“Prayer alone is not enough” is a statement that pastors aren’t used to hearing from their church leaders. But that was the message of a missive sent out to individual churches from the Episcopal Dioceses after the attack at Pulse nightclub in Orlando. “Admittedly, I was a bit taken aback by this sentence,” said Reverend Robin James, priest at St. Andrew’s Episcopal Church in New Paltz. “And yet I believe it to be completely appropriate that our bishops call us to do more than prayer. There’s an aspect of prayer that is essential to who we are as Christians, but that’s not the only thing. And our bishops said it’s not enough.”
At the same time, pastor Tobias Anderson of Redeemer Lutheran Church was reaching out to fellow clergy in town about coming together in a unified way to remember the victims in Orlando. “It’s about building bridges,” he said. “We all have to find a way to come together.”
The result was an ecumenical vigil for peace and healing held Wednesday evening, July 13. Nearly 50 people took part in the effort organized through the cooperation of five congregations in New Paltz that are each publicly welcoming to the LGBTQ community. Represented were Redeemer Lutheran Church, Reformed Church of New Paltz, St. Andrew’s Episcopal Church, New Paltz United Methodist Church and New Paltz Religious Society of Friends/Quakers. And while the initial intent stemmed from the targeting of the LGBTQ community, the violence directed at law enforcement in Dallas and individuals in Baton Rouge and Minnesota redirected the purpose of the event to honoring all victims of violence.
The vigil began outside St. Andrew’s with music and prayer. Many ages and ethnicities were represented. Small rainbow flags were distributed and a number of people wore multi-hued scarves. One woman’s t-shirt read simply, “Room for All.”
Pastors Mark Mast from the Reformed Church and Bette Sohm from United Methodist Church joined Robin James from St. Andrew’s and Tobias Anderson from Redeemer Lutheran. Each spoke briefly about love and acceptance, and parishioners stepped forward to offer readings that included “On Why We Forgive” by Desmond Tutu and a statement by Bishop Elizabeth Eaton issued after Orlando.
Readings and prayers were interspersed with songs. Pastor Anderson accompanied the assembled on guitar as the group sang “Let There Be Peace on Earth” and “Amazing Grace” as well as a lovely original composition by Anderson titled, “I’m Dreaming of a World.” He said afterward he was very touched by how many people showed up early to the vigil to rehearse the songs, and their voices were indeed very sweet raised against the sounds of traffic going by on Main St.

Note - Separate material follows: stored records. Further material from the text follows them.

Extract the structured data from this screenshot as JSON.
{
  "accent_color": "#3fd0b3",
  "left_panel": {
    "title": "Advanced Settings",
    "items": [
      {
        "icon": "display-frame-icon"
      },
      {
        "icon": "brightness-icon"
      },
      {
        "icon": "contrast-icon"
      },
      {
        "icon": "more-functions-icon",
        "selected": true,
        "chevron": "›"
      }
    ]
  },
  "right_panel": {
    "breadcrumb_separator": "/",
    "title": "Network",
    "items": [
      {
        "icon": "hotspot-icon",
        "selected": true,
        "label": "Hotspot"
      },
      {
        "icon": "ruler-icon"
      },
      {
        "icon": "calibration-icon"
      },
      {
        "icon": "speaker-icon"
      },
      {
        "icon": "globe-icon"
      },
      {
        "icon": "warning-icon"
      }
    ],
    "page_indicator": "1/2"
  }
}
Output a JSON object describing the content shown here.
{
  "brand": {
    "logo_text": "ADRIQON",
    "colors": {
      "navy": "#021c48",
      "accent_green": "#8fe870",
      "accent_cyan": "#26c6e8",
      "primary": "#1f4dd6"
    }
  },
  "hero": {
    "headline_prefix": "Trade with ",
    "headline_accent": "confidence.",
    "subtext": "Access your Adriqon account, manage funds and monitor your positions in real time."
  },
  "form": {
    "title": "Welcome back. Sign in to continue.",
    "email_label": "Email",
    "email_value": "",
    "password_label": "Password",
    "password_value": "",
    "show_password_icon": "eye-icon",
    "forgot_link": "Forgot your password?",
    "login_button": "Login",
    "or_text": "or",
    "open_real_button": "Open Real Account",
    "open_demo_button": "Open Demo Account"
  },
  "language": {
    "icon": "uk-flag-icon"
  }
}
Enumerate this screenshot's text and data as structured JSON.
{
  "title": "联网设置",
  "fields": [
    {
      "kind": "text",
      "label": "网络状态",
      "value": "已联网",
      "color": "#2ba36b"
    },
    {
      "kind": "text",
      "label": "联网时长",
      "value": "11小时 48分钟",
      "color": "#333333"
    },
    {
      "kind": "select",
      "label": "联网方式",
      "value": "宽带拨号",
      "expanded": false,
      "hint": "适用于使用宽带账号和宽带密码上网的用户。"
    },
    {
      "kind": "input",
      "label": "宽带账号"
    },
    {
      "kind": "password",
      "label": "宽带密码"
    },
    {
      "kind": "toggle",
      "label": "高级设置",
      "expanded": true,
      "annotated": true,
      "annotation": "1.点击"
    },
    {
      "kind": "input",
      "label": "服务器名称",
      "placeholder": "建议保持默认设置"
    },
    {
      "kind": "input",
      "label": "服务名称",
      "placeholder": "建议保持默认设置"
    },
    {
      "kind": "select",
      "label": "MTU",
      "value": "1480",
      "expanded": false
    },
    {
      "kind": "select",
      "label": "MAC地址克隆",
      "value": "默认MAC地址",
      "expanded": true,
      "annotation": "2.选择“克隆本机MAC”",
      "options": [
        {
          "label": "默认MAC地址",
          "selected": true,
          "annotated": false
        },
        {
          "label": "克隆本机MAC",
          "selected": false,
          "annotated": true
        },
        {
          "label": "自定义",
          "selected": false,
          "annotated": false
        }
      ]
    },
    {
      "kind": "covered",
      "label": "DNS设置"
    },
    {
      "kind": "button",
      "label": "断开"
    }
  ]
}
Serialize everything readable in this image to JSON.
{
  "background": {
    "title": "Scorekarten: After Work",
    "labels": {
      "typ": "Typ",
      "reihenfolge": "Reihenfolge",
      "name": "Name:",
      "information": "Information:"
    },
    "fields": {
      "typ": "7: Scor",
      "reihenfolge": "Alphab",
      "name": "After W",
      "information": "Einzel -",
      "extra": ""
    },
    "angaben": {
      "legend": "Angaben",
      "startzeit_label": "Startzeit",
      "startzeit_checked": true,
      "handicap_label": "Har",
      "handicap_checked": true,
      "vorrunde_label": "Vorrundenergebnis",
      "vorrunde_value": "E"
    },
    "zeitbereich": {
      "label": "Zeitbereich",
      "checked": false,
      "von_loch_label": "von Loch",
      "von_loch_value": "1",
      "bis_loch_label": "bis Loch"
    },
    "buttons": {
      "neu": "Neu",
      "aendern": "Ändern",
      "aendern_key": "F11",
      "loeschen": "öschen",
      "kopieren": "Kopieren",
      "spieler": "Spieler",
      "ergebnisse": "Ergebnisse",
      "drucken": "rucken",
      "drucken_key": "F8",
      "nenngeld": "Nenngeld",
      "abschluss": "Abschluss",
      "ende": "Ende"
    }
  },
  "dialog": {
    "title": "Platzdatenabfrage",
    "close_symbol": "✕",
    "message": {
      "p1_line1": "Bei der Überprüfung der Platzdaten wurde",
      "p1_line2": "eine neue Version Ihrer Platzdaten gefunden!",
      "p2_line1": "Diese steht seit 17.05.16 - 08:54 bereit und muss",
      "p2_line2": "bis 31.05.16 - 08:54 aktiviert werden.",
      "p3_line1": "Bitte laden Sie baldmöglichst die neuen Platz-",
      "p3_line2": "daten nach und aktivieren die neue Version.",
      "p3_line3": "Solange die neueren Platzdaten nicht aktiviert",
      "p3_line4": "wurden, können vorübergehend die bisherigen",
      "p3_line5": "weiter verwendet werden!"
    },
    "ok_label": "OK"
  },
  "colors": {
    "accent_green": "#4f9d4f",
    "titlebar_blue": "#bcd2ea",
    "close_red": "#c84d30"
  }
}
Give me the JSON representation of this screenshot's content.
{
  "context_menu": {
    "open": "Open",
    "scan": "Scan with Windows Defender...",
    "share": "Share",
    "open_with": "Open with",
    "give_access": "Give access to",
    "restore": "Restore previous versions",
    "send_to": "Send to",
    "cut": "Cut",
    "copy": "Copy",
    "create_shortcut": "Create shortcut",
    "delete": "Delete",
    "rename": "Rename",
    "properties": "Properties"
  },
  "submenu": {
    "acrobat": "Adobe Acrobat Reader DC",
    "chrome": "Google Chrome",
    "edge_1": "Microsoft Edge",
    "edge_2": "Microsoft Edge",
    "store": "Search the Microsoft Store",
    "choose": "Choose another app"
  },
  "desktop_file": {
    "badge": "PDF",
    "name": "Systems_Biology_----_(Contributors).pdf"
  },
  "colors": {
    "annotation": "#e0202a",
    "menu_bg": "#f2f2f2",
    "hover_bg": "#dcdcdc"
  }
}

At the midpoint of the vigil, the songs and prayer gave way to silence for the brief walk down Main Street to New Paltz United Methodist Church. More song and prayers were offered there outside the building before another silent walk back up the street to St. Andrew’s, where the vigil ended in brief worship and a congenial meeting over refreshments.
Asked afterward about the bishops’ statement that “prayer alone is not enough,” Reverend James said she took the letter as a call to action. “I felt very strongly that this was our call to come out of the building and engage our community in whatever way we can. To step outside the safety of our places of worship, and to open our doors.” She gestured toward the literally open doors of St. Andrew’s Church behind her. “Which is why they are propped open now and the building is available to people. We want to take that message of love and peace and justice out the doors. People sitting inside are already aware of the message; that’s why they’re in church on Sunday. But we need to come out of the doors and share that message of loving one another.”
Margaret Howe was one of the participants in the vigil who did a reading. She’s a member of New Paltz United Methodist Church and a certified lay speaker. When asked what she thinks people can do to prevent the targeting of the LGBTQ community, she responded, “Exactly what we just did tonight. We need to be vocal; we need to be out there with our ribbons.”
Howe added that United Methodist in New Paltz has been actively supportive of the LGBTQ community for a long time but officially became a “reconciling church” last December. The designation was created as a way for any Methodist congregation to go on the record that they publicly support the LGBTQ community and welcome them to full participation in the life of the church. “We here in New Paltz are a church open to all,” Howe said. “We’ve always considered ourselves an open church but it’s now official. We are a safe place and the community knows we are a safe place.”